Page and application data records
[Start of Attachment]

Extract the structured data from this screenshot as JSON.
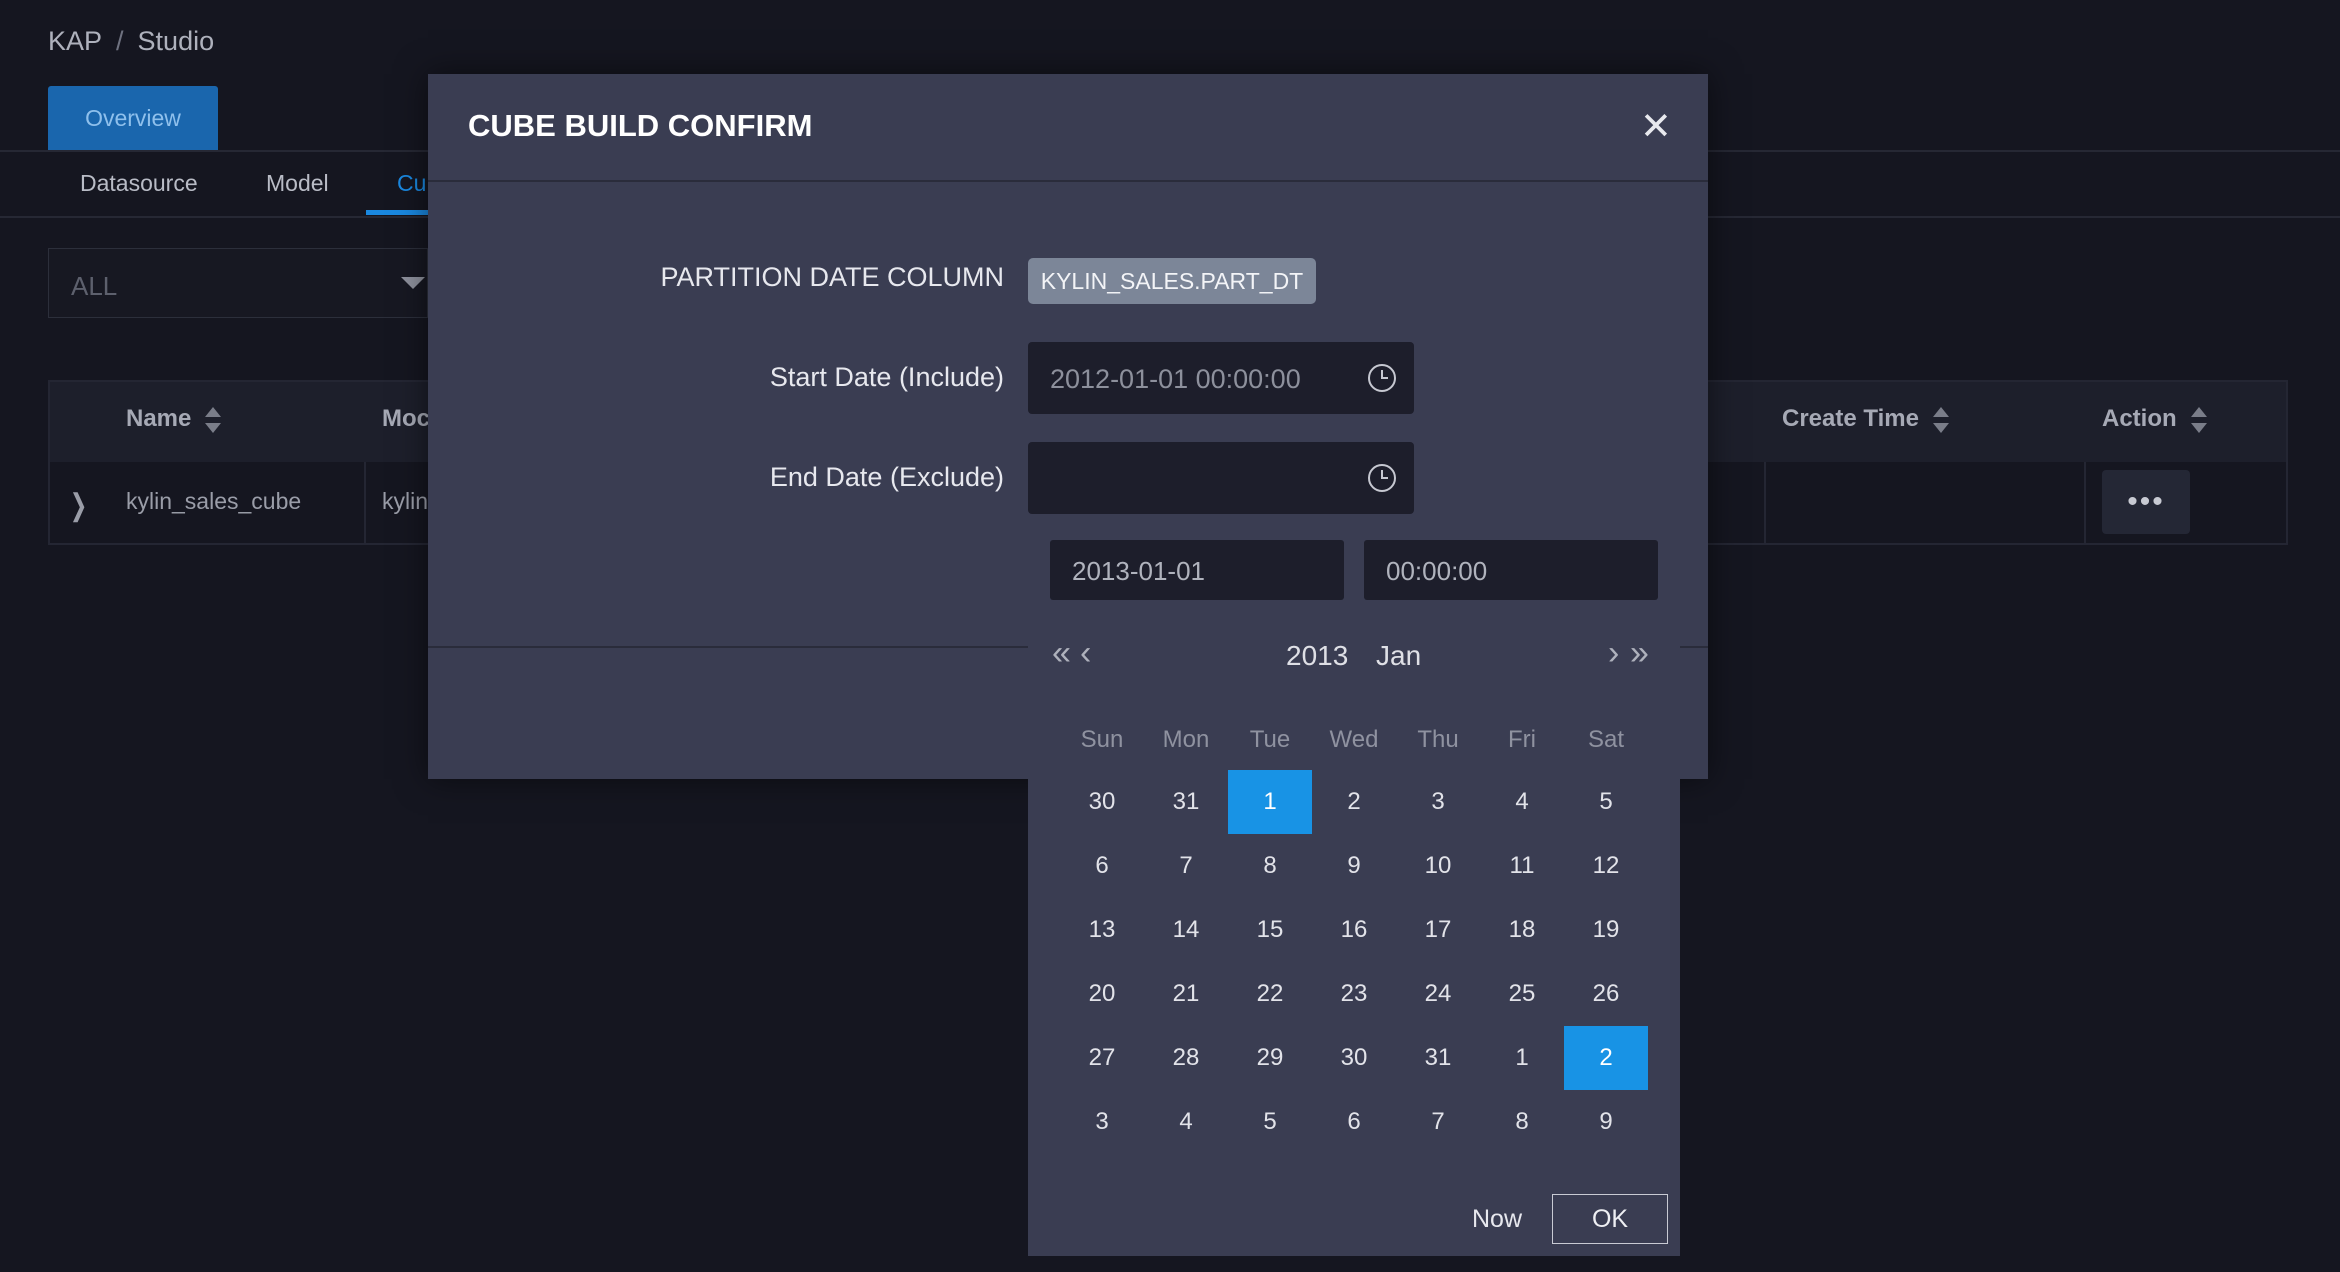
{
  "breadcrumb": {
    "root": "KAP",
    "separator": "/",
    "current": "Studio"
  },
  "top_tab": {
    "label": "Overview"
  },
  "subtabs": [
    "Datasource",
    "Model",
    "Cu"
  ],
  "filter": {
    "value": "ALL"
  },
  "table": {
    "headers": {
      "name": "Name",
      "model": "Moc",
      "create_time": "Create Time",
      "action": "Action"
    },
    "rows": [
      {
        "name": "kylin_sales_cube",
        "model": "kylin"
      }
    ],
    "more_label": "•••"
  },
  "modal": {
    "title": "CUBE BUILD CONFIRM",
    "close": "✕",
    "partition_label": "PARTITION DATE COLUMN",
    "partition_value": "KYLIN_SALES.PART_DT",
    "start_label": "Start Date (Include)",
    "start_value": "2012-01-01 00:00:00",
    "end_label": "End Date (Exclude)",
    "end_value": ""
  },
  "picker": {
    "date_input": "2013-01-01",
    "time_input": "00:00:00",
    "prev_year": "«",
    "prev_month": "‹",
    "next_month": "›",
    "next_year": "»",
    "year": "2013",
    "month": "Jan",
    "weekdays": [
      "Sun",
      "Mon",
      "Tue",
      "Wed",
      "Thu",
      "Fri",
      "Sat"
    ],
    "weeks": [
      [
        "30",
        "31",
        "1",
        "2",
        "3",
        "4",
        "5"
      ],
      [
        "6",
        "7",
        "8",
        "9",
        "10",
        "11",
        "12"
      ],
      [
        "13",
        "14",
        "15",
        "16",
        "17",
        "18",
        "19"
      ],
      [
        "20",
        "21",
        "22",
        "23",
        "24",
        "25",
        "26"
      ],
      [
        "27",
        "28",
        "29",
        "30",
        "31",
        "1",
        "2"
      ],
      [
        "3",
        "4",
        "5",
        "6",
        "7",
        "8",
        "9"
      ]
    ],
    "selected": [
      [
        0,
        2
      ],
      [
        4,
        6
      ]
    ],
    "now_label": "Now",
    "ok_label": "OK",
    "accent": "#1893e5"
  }
}
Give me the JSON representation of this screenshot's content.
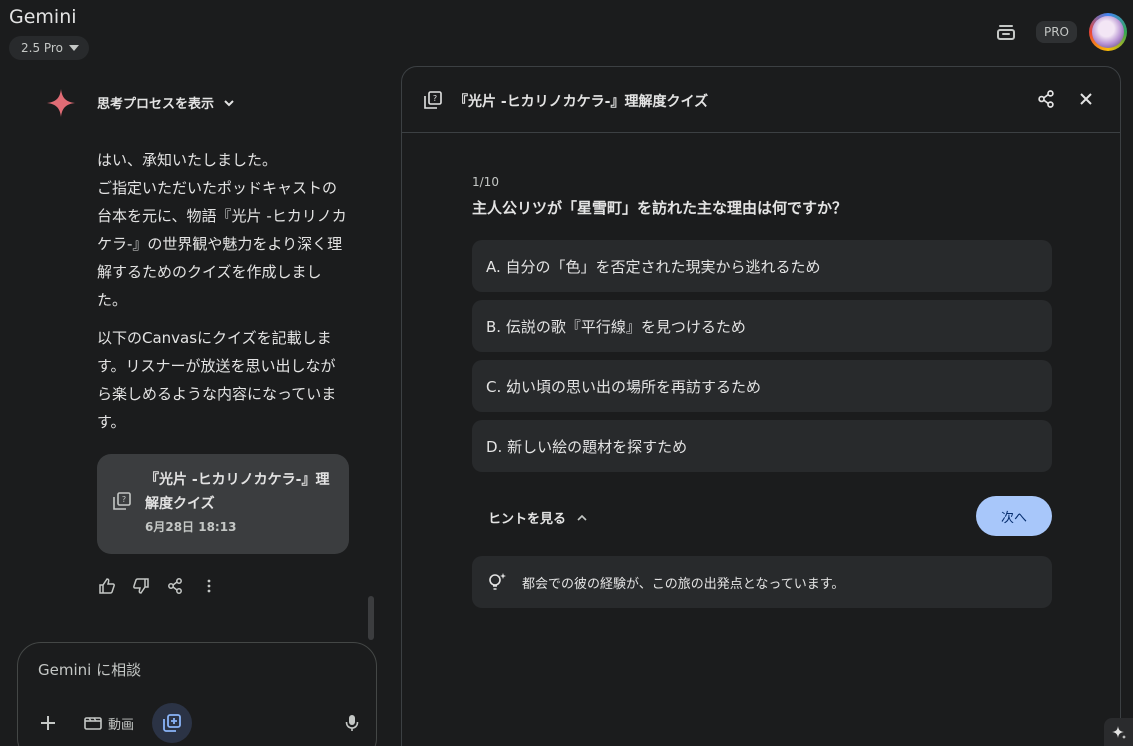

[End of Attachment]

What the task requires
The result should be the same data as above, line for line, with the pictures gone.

Solution for this task
Extract the structured data from this screenshot as JSON.
{
  "breadcrumb": {
    "root": "KAP",
    "separator": "/",
    "current": "Studio"
  },
  "top_tab": {
    "label": "Overview"
  },
  "subtabs": [
    "Datasource",
    "Model",
    "Cu"
  ],
  "filter": {
    "value": "ALL"
  },
  "table": {
    "headers": {
      "name": "Name",
      "model": "Moc",
      "create_time": "Create Time",
      "action": "Action"
    },
    "rows": [
      {
        "name": "kylin_sales_cube",
        "model": "kylin"
      }
    ],
    "more_label": "•••"
  },
  "modal": {
    "title": "CUBE BUILD CONFIRM",
    "close": "✕",
    "partition_label": "PARTITION DATE COLUMN",
    "partition_value": "KYLIN_SALES.PART_DT",
    "start_label": "Start Date (Include)",
    "start_value": "2012-01-01 00:00:00",
    "end_label": "End Date (Exclude)",
    "end_value": ""
  },
  "picker": {
    "date_input": "2013-01-01",
    "time_input": "00:00:00",
    "prev_year": "«",
    "prev_month": "‹",
    "next_month": "›",
    "next_year": "»",
    "year": "2013",
    "month": "Jan",
    "weekdays": [
      "Sun",
      "Mon",
      "Tue",
      "Wed",
      "Thu",
      "Fri",
      "Sat"
    ],
    "weeks": [
      [
        "30",
        "31",
        "1",
        "2",
        "3",
        "4",
        "5"
      ],
      [
        "6",
        "7",
        "8",
        "9",
        "10",
        "11",
        "12"
      ],
      [
        "13",
        "14",
        "15",
        "16",
        "17",
        "18",
        "19"
      ],
      [
        "20",
        "21",
        "22",
        "23",
        "24",
        "25",
        "26"
      ],
      [
        "27",
        "28",
        "29",
        "30",
        "31",
        "1",
        "2"
      ],
      [
        "3",
        "4",
        "5",
        "6",
        "7",
        "8",
        "9"
      ]
    ],
    "selected": [
      [
        0,
        2
      ],
      [
        4,
        6
      ]
    ],
    "now_label": "Now",
    "ok_label": "OK",
    "accent": "#1893e5"
  }
}
Give me the JSON representation of this screenshot's content.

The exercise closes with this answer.